### Exercise objective
Count the lines in the data below holding the string "JSON" and write the total by itself.

Data records
== Segment start ==
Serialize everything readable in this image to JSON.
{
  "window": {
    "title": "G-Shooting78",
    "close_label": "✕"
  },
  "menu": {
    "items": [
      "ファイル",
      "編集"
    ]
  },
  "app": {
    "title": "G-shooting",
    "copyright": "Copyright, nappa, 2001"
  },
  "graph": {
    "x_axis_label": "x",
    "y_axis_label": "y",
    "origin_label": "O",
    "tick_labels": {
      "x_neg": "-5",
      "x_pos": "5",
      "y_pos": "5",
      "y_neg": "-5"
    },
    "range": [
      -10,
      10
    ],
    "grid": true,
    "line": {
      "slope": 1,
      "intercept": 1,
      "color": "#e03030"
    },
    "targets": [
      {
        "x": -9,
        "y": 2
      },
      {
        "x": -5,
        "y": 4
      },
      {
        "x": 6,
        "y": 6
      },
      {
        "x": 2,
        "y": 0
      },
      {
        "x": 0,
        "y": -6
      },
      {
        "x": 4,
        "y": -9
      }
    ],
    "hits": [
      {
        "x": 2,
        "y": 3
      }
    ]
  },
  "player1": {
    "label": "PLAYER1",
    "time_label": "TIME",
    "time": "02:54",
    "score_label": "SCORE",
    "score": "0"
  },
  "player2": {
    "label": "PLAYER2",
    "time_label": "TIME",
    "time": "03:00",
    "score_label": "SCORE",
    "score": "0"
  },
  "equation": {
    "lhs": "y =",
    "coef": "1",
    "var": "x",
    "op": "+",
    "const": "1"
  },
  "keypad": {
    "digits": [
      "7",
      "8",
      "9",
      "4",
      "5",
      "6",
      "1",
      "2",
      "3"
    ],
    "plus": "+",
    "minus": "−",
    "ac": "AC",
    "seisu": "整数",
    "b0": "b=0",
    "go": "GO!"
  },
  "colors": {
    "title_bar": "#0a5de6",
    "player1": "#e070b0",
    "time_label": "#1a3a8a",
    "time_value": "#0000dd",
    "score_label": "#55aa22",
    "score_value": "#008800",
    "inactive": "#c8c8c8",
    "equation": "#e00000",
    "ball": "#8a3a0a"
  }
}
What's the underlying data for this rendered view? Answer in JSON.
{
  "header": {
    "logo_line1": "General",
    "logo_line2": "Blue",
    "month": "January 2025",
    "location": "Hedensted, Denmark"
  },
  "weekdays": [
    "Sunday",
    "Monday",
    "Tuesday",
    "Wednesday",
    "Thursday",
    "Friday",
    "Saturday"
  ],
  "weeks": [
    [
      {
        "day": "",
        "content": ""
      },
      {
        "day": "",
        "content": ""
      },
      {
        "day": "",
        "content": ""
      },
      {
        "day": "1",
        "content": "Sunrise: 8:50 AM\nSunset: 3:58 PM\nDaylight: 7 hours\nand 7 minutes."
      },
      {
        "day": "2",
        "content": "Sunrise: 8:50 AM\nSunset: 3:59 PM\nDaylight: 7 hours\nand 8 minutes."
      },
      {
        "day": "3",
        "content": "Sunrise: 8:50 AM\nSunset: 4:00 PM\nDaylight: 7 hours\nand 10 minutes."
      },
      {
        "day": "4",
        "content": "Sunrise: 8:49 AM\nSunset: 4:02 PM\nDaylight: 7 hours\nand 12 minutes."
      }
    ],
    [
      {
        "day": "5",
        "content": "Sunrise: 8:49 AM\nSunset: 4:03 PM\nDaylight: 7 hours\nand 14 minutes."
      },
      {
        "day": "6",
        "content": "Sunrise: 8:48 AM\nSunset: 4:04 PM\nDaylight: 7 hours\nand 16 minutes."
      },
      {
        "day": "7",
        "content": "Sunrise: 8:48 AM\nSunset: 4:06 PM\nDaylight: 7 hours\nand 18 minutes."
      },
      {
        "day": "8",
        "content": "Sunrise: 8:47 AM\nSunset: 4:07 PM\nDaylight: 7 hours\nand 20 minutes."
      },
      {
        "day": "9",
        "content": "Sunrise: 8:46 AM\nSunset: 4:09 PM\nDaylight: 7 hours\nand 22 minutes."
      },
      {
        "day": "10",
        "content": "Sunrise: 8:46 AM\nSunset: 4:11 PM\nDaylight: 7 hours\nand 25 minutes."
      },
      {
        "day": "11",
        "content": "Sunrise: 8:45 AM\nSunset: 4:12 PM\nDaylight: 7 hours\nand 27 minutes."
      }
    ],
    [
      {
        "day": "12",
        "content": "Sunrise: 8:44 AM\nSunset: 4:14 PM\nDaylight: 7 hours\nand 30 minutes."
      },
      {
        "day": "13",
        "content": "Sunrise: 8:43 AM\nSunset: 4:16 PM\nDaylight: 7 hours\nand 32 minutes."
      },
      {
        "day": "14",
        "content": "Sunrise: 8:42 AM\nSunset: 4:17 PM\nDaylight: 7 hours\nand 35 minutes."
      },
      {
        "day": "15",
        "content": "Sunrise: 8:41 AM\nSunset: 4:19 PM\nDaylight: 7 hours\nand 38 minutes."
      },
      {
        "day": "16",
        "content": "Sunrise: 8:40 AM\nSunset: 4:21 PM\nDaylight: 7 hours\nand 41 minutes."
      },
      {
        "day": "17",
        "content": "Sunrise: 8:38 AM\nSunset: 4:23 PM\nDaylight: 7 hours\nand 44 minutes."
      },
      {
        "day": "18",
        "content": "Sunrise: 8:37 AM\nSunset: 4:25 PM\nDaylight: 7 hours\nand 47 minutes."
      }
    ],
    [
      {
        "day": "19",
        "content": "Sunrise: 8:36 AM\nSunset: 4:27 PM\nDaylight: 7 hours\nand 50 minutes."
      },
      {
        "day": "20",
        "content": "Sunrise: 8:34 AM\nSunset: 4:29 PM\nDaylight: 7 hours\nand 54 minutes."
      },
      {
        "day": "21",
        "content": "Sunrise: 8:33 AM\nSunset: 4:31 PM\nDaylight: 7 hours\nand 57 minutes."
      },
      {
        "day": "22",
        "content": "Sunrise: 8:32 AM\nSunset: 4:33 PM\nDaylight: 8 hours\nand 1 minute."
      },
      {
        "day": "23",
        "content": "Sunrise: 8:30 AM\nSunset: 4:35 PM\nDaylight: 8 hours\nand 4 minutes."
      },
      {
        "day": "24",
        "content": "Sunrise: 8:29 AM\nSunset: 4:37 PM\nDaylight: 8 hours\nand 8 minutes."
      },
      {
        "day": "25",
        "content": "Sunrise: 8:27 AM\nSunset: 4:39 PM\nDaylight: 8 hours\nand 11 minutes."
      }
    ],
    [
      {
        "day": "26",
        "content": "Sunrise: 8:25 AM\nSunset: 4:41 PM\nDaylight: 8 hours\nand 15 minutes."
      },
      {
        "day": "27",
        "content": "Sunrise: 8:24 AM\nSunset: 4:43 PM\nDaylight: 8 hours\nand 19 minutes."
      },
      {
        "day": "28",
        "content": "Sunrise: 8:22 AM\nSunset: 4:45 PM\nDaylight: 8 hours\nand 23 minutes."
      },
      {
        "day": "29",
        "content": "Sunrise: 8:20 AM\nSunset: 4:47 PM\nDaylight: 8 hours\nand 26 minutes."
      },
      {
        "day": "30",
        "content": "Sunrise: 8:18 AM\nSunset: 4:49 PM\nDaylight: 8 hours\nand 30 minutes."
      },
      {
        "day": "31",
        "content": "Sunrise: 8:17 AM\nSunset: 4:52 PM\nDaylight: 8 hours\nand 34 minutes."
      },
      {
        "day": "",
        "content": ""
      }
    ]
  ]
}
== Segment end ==
### Completed exercise
2